TO DO —
Every record must be copied exactly, except that pictures are dropped.

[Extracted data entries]
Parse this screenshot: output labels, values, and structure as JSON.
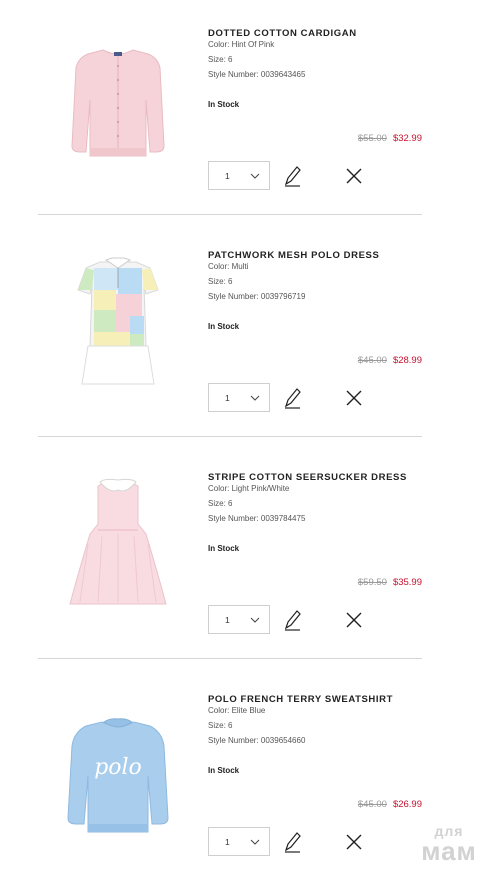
{
  "items": [
    {
      "name": "DOTTED COTTON CARDIGAN",
      "color": "Color: Hint Of Pink",
      "size": "Size: 6",
      "style": "Style Number: 0039643465",
      "stock": "In Stock",
      "old_price": "$55.00",
      "new_price": "$32.99",
      "qty": "1",
      "thumb_icon": "pink-cardigan"
    },
    {
      "name": "PATCHWORK MESH POLO DRESS",
      "color": "Color: Multi",
      "size": "Size: 6",
      "style": "Style Number: 0039796719",
      "stock": "In Stock",
      "old_price": "$45.00",
      "new_price": "$28.99",
      "qty": "1",
      "thumb_icon": "patchwork-polo-dress"
    },
    {
      "name": "STRIPE COTTON SEERSUCKER DRESS",
      "color": "Color: Light Pink/White",
      "size": "Size: 6",
      "style": "Style Number: 0039784475",
      "stock": "In Stock",
      "old_price": "$59.50",
      "new_price": "$35.99",
      "qty": "1",
      "thumb_icon": "pink-seersucker-dress"
    },
    {
      "name": "POLO FRENCH TERRY SWEATSHIRT",
      "color": "Color: Elite Blue",
      "size": "Size: 6",
      "style": "Style Number: 0039654660",
      "stock": "In Stock",
      "old_price": "$45.00",
      "new_price": "$26.99",
      "qty": "1",
      "thumb_icon": "blue-sweatshirt",
      "print": "polo"
    }
  ],
  "watermark": {
    "line1": "для",
    "line2": "мам"
  },
  "colors": {
    "sale_price": "#c8102e",
    "old_price": "#9a9a9a",
    "divider": "#d6d6d6",
    "cardigan": "#f6d3d8",
    "sweatshirt": "#a9cdec"
  }
}
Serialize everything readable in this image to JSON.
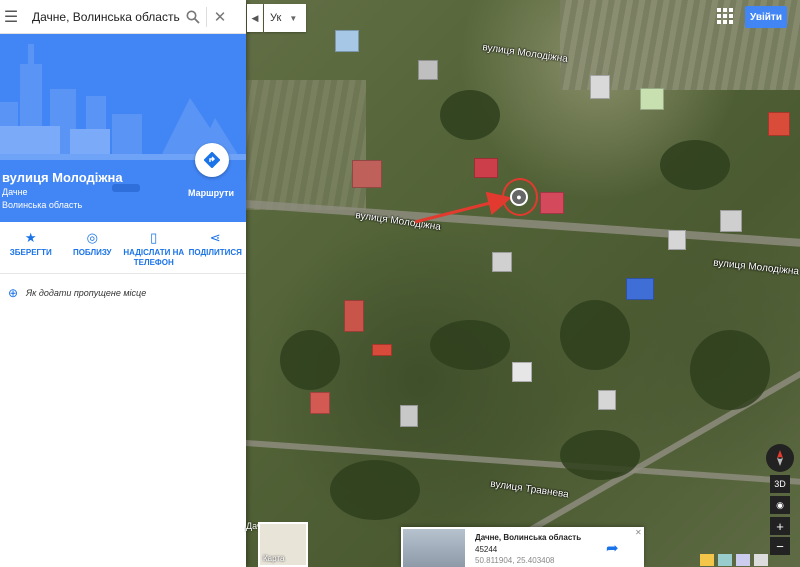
{
  "search": {
    "value": "Дачне, Волинська область, Укр"
  },
  "place": {
    "title": "вулиця Молодіжна",
    "subtitle_1": "Дачне",
    "subtitle_2": "Волинська область",
    "directions_label": "Маршрути"
  },
  "actions": [
    {
      "icon": "bookmark-icon",
      "label": "ЗБЕРЕГТИ"
    },
    {
      "icon": "nearby-icon",
      "label": "ПОБЛИЗУ"
    },
    {
      "icon": "send-to-phone-icon",
      "label": "НАДІСЛАТИ НА ТЕЛЕФОН"
    },
    {
      "icon": "share-icon",
      "label": "ПОДІЛИТИСЯ"
    }
  ],
  "missing_place": {
    "label": "Як додати пропущене місце"
  },
  "topbar": {
    "lang_tab": "◀",
    "lang_value": "Ук",
    "signin_label": "Увійти"
  },
  "map": {
    "street_labels": [
      "вулиця Молодіжна",
      "вулиця Молодіжна",
      "вулиця Молодіжна",
      "вулиця Травнева"
    ],
    "partial_label": "Дач"
  },
  "minimap": {
    "label": "Карта"
  },
  "info_card": {
    "title": "Дачне, Волинська область",
    "code": "45244",
    "coords": "50.811904, 25.403408",
    "close": "✕"
  },
  "controls": {
    "view_3d": "3D"
  },
  "colors": {
    "accent": "#4285f4",
    "pin_circle": "#e23a2e",
    "arrow": "#e23a2e"
  }
}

EXERCISE RESULT —
Parse this screenshot: output labels, values, and structure as JSON.
{
  "items": [
    {
      "name": "DOTTED COTTON CARDIGAN",
      "color": "Color: Hint Of Pink",
      "size": "Size: 6",
      "style": "Style Number: 0039643465",
      "stock": "In Stock",
      "old_price": "$55.00",
      "new_price": "$32.99",
      "qty": "1",
      "thumb_icon": "pink-cardigan"
    },
    {
      "name": "PATCHWORK MESH POLO DRESS",
      "color": "Color: Multi",
      "size": "Size: 6",
      "style": "Style Number: 0039796719",
      "stock": "In Stock",
      "old_price": "$45.00",
      "new_price": "$28.99",
      "qty": "1",
      "thumb_icon": "patchwork-polo-dress"
    },
    {
      "name": "STRIPE COTTON SEERSUCKER DRESS",
      "color": "Color: Light Pink/White",
      "size": "Size: 6",
      "style": "Style Number: 0039784475",
      "stock": "In Stock",
      "old_price": "$59.50",
      "new_price": "$35.99",
      "qty": "1",
      "thumb_icon": "pink-seersucker-dress"
    },
    {
      "name": "POLO FRENCH TERRY SWEATSHIRT",
      "color": "Color: Elite Blue",
      "size": "Size: 6",
      "style": "Style Number: 0039654660",
      "stock": "In Stock",
      "old_price": "$45.00",
      "new_price": "$26.99",
      "qty": "1",
      "thumb_icon": "blue-sweatshirt",
      "print": "polo"
    }
  ],
  "watermark": {
    "line1": "для",
    "line2": "мам"
  },
  "colors": {
    "sale_price": "#c8102e",
    "old_price": "#9a9a9a",
    "divider": "#d6d6d6",
    "cardigan": "#f6d3d8",
    "sweatshirt": "#a9cdec"
  }
}
Serialize everything readable in this image to JSON.
{
  "search": {
    "value": "Дачне, Волинська область, Укр"
  },
  "place": {
    "title": "вулиця Молодіжна",
    "subtitle_1": "Дачне",
    "subtitle_2": "Волинська область",
    "directions_label": "Маршрути"
  },
  "actions": [
    {
      "icon": "bookmark-icon",
      "label": "ЗБЕРЕГТИ"
    },
    {
      "icon": "nearby-icon",
      "label": "ПОБЛИЗУ"
    },
    {
      "icon": "send-to-phone-icon",
      "label": "НАДІСЛАТИ НА ТЕЛЕФОН"
    },
    {
      "icon": "share-icon",
      "label": "ПОДІЛИТИСЯ"
    }
  ],
  "missing_place": {
    "label": "Як додати пропущене місце"
  },
  "topbar": {
    "lang_tab": "◀",
    "lang_value": "Ук",
    "signin_label": "Увійти"
  },
  "map": {
    "street_labels": [
      "вулиця Молодіжна",
      "вулиця Молодіжна",
      "вулиця Молодіжна",
      "вулиця Травнева"
    ],
    "partial_label": "Дач"
  },
  "minimap": {
    "label": "Карта"
  },
  "info_card": {
    "title": "Дачне, Волинська область",
    "code": "45244",
    "coords": "50.811904, 25.403408",
    "close": "✕"
  },
  "controls": {
    "view_3d": "3D"
  },
  "colors": {
    "accent": "#4285f4",
    "pin_circle": "#e23a2e",
    "arrow": "#e23a2e"
  }
}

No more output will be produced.